PARIS -- French carmaker PSA Group reached an agreement with General Motors to buy the U.S. carmaker's loss-making Opel division and won the support of its own board for the deal on Friday, two sources with knowledge of the matter told Reuters.
The maker of Peugeot and Citroen cars plans to announce the acquisition early on Monday, the source said. Spokesmen for GM and PSA declined to comment.
The two carmakers, which already share some production in an existing European alliance, confirmed last month they were negotiating an outright acquisition of Opel and its British Vauxhall brand by Paris-based PSA, sparking widespread concern over possible job cuts.
Sources close to the GM-PSA talks had said on Thursday they were progressing well after the companaies narrowed differences on about $10 billion in Opel pension liabilities and other issues. GM's European arm recorded a 16th consecutive year of losses in 2016.
The talks had also encountered difficulties over GM demands that a PSA-owned Opel be barred from competing against its own Chevrolet lineup in China and other overseas markets, they said.
The "non-compete" issues were finally resolved as GM agreed to inject "substantially" more into the pensions than the $1 billion to $2 billion it had initially offered, another person said on Friday.
The sources declined to give any further details.
PSA boss Carlos Tavares said last week a full acquisition of Opel offered an "opportunity to create a European car champion" and quickly exceed 5 million annual vehicle sales.
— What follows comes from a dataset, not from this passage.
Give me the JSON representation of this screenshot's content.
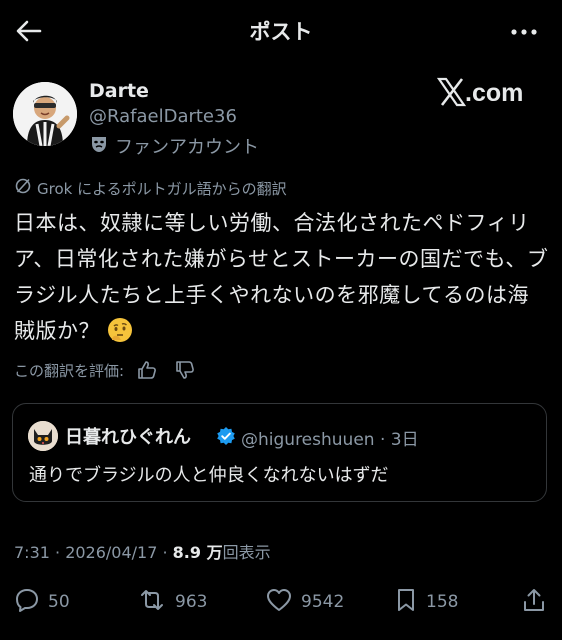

The French carmaker also expects savings of up to 2 billion euros ($2.1 billion) from the tie-up, sources have said.
Tavares told his board that PSA would redevelop the core Opel lineup with its own technologies to achieve rapid savings, according to people with knowledge of the matter.
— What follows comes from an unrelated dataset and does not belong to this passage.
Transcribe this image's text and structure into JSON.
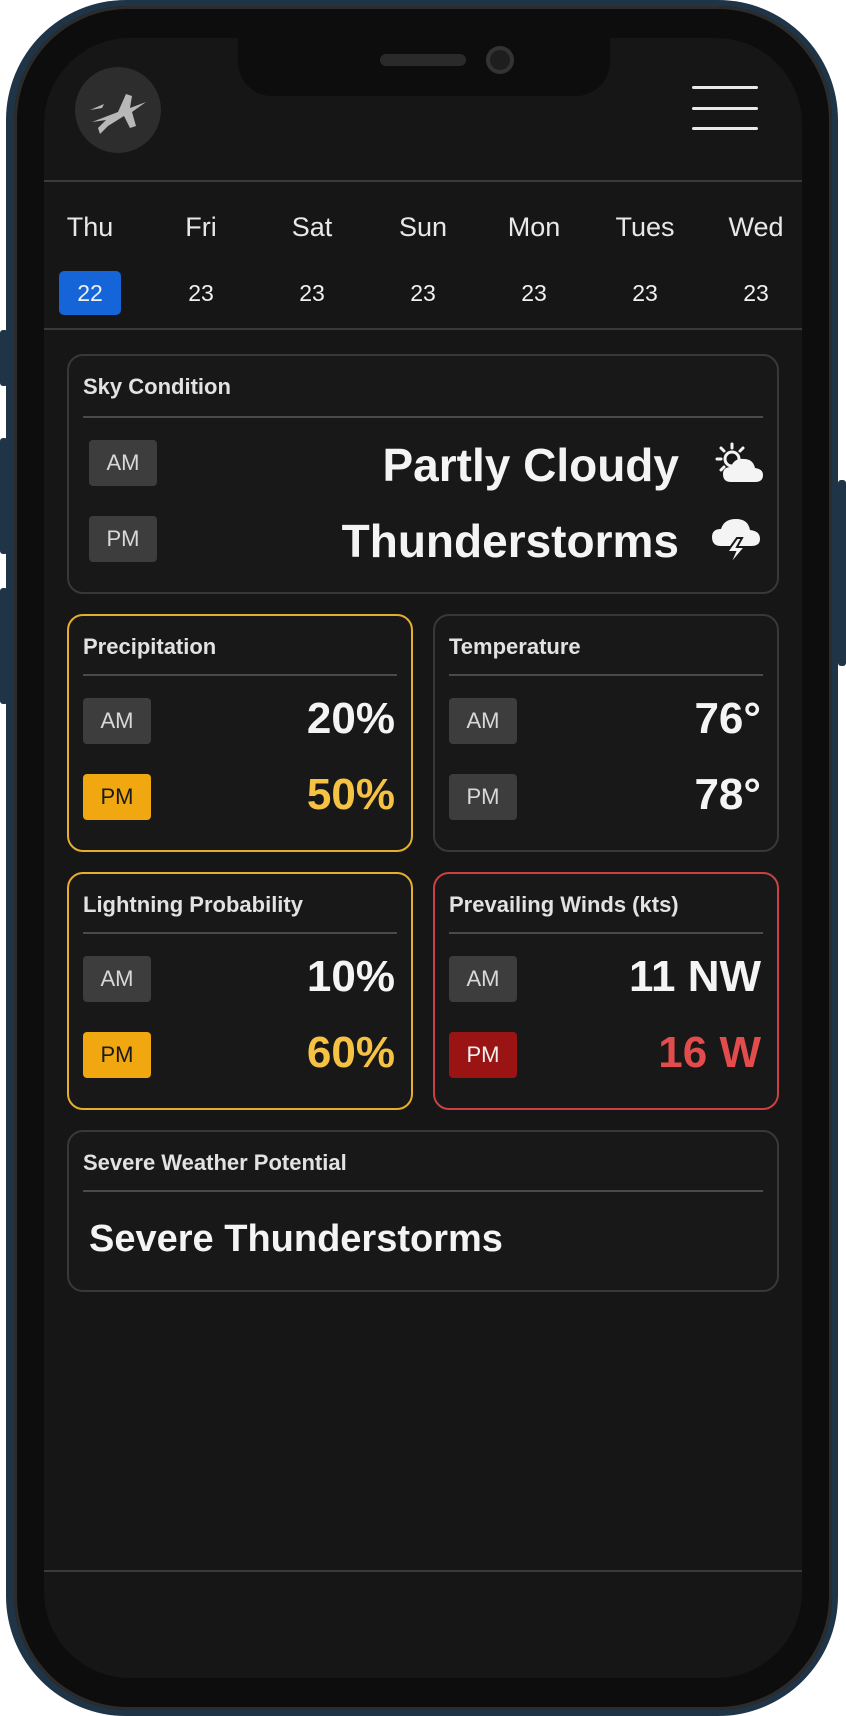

Opel, meanwhile, has scheduled a town hall meeting for workers at its headquarters on Monday morning at 9.45 a.m. local time, a person familiar with the arrangements said.
The company earlier on Friday cut short a town hall meeting at the Ruesselsheim, Germany, headquarters, in part because management said it could not discuss details of a potential acquisition of the carmaker by French rival PSA Group.Edward Taylor contributed to this report.